Bienvenido a Miami! A Historical Journey from Natives to Latinos – Episode 201
Miami is a subtropical metropolis located in Southern Florida and is considered the cultural hub of the state. Millions flock every year to Miami to escape the cold of their home towns, and bask in the climate, art, cultural diversity and food of a city always pulsing to a rhythmic beat.
But despite this being a modern city with its spectacular night life and club scene, there is a world of history here to discover if you so incline. Miami’s history is as heated as its climate. From the Seminole wars and Andrew Jackson to the Bay of Pigs and the Latin invasion – they’ve all played their part in the samba that is Miami’s song.
The Ancient Spanish Monastery
Originally built near Segovia Spain in 1133 AD, the monastery was run by monks for nearly 700 years. It was sold to media mogul William Randolph Hearst and each stone was labeled and shipped to America. Hearst’s financial problems kept the stones in storage for 26 years in a warehouse in Brooklyn. A year after Hearst’s death, two investors bought the stones and took them to Miami to build a tourist attraction. In what became the biggest jig saw puzzle in history, they assembled the stones one by one, needing $20 million dollars (in today’s currency) to finish the task. Today the parish Church of St. Bernard de Clairvaux is an active and growing congregation in the Episcopal Diocese of Southeast Florida. More info here.
Home to many Cuban immigrant residents, as well as many residents from Central and South America, Little Havana is named after Havana, the capital and largest city in Cuba.
Little Havana is noted as a center of social, cultural, and political activity in Miami.

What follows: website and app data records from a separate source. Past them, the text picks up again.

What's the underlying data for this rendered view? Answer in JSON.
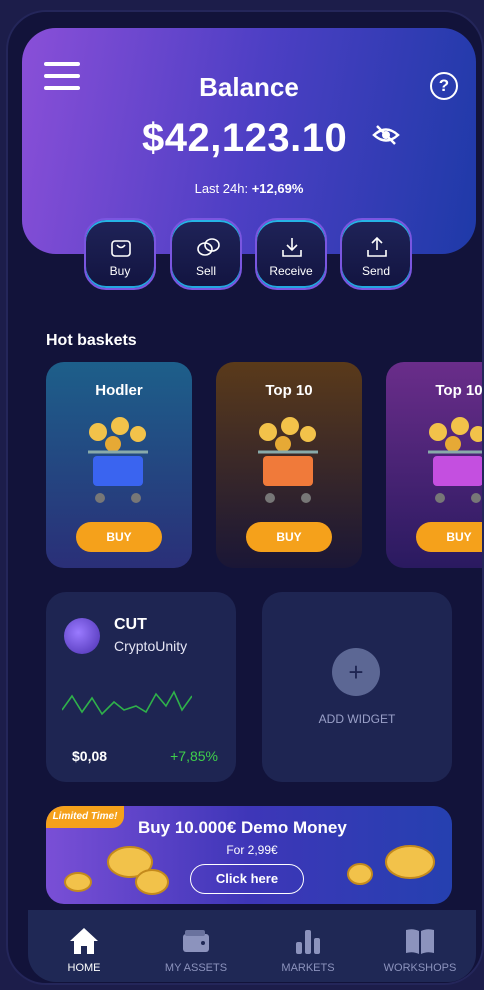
{
  "header": {
    "title": "Balance",
    "amount": "$42,123.10",
    "change_label": "Last 24h:",
    "change_value": "+12,69%"
  },
  "actions": [
    {
      "label": "Buy",
      "icon": "bag-icon"
    },
    {
      "label": "Sell",
      "icon": "coins-icon"
    },
    {
      "label": "Receive",
      "icon": "download-icon"
    },
    {
      "label": "Send",
      "icon": "upload-icon"
    }
  ],
  "hot_baskets": {
    "title": "Hot baskets",
    "items": [
      {
        "name": "Hodler",
        "button": "BUY",
        "color": "#3a64f0"
      },
      {
        "name": "Top 10",
        "button": "BUY",
        "color": "#f07a3a"
      },
      {
        "name": "Top 10",
        "button": "BUY",
        "color": "#c44fe0"
      }
    ]
  },
  "coin_widget": {
    "ticker": "CUT",
    "name": "CryptoUnity",
    "price": "$0,08",
    "change": "+7,85%"
  },
  "add_widget": {
    "label": "ADD WIDGET",
    "symbol": "+"
  },
  "promo": {
    "tag": "Limited Time!",
    "title": "Buy 10.000€ Demo Money",
    "price": "For 2,99€",
    "button": "Click here"
  },
  "nav": [
    {
      "label": "HOME",
      "icon": "home-icon",
      "active": true
    },
    {
      "label": "MY ASSETS",
      "icon": "wallet-icon",
      "active": false
    },
    {
      "label": "MARKETS",
      "icon": "bar-chart-icon",
      "active": false
    },
    {
      "label": "WORKSHOPS",
      "icon": "book-icon",
      "active": false
    }
  ],
  "colors": {
    "accent": "#f5a11b",
    "positive": "#3fd04b",
    "background": "#12133a"
  }
}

It is also known for its festivals and landmarks, including Calle Ocho, its Walk of Fame, the Cuban Memorial Boulevard, Plaza de la Cubanidad, Domino Park, the Tower Theater, Jose Marti Park, St. John Bosco Catholic Church, Municipio de Santiago de Cuba and others.
It is undoubtedly the best known neighborhood for Cuban exiles in the world. Little Havana is characterized by a robust street life, excellent restaurants, music and other cultural activities, mom and pop enterprises, political passion, and great warmth amongst its residents.
When in Miami it’s best to sample some Cuban cuisine, and the locals will tell you that for top notch latin cuisine you’ll want to check out “D-Rod” De Rodriguez Cuba restaurant. Chef Douglas Rodriguez elevates the local cuisine to crazy heights featuring seven different local ceviches, Cuban pork belly and a spot on Cuban sandwich.
A Native Experience at Miccosukee Indian Village
The Miccosukee Indian Village is located about 30 miles west of Miami way out into the Everglades. It’s worth the trip to learn about how this tribe settled in the Everglades to escape the American military who was charged with their removal. The Miccosukee are a split off tribe of the Seminole indian tribe. At the Indian village you can watch an Alligator wrestling show, see live indian craft demonstrations, take an airboat ride, and learn about how natives lived in Florida before there was a Miami. For more info visit their site.
Vizcaya Museum and Gardens
Wealthy industrialist James Deering built this Italian Renaissance inspired mansion in the early 1900s on Biscayne Bay. It offers a large formal gardens for strolling and a large manor house with room tours. You can spend hours roaming the property and taking in the beauty of the native plants. You’ll understand why so many locals get married here. Here’s James Deering’s letter to his artistic director explaining why he chose “Vizcaya” as the name for the property. For more info visit their site.
For more information on a visit to Miami and its beaches visit www.miamiandbeaches.com
Photos courtesy of dollar photo club and Wikimedia Commons.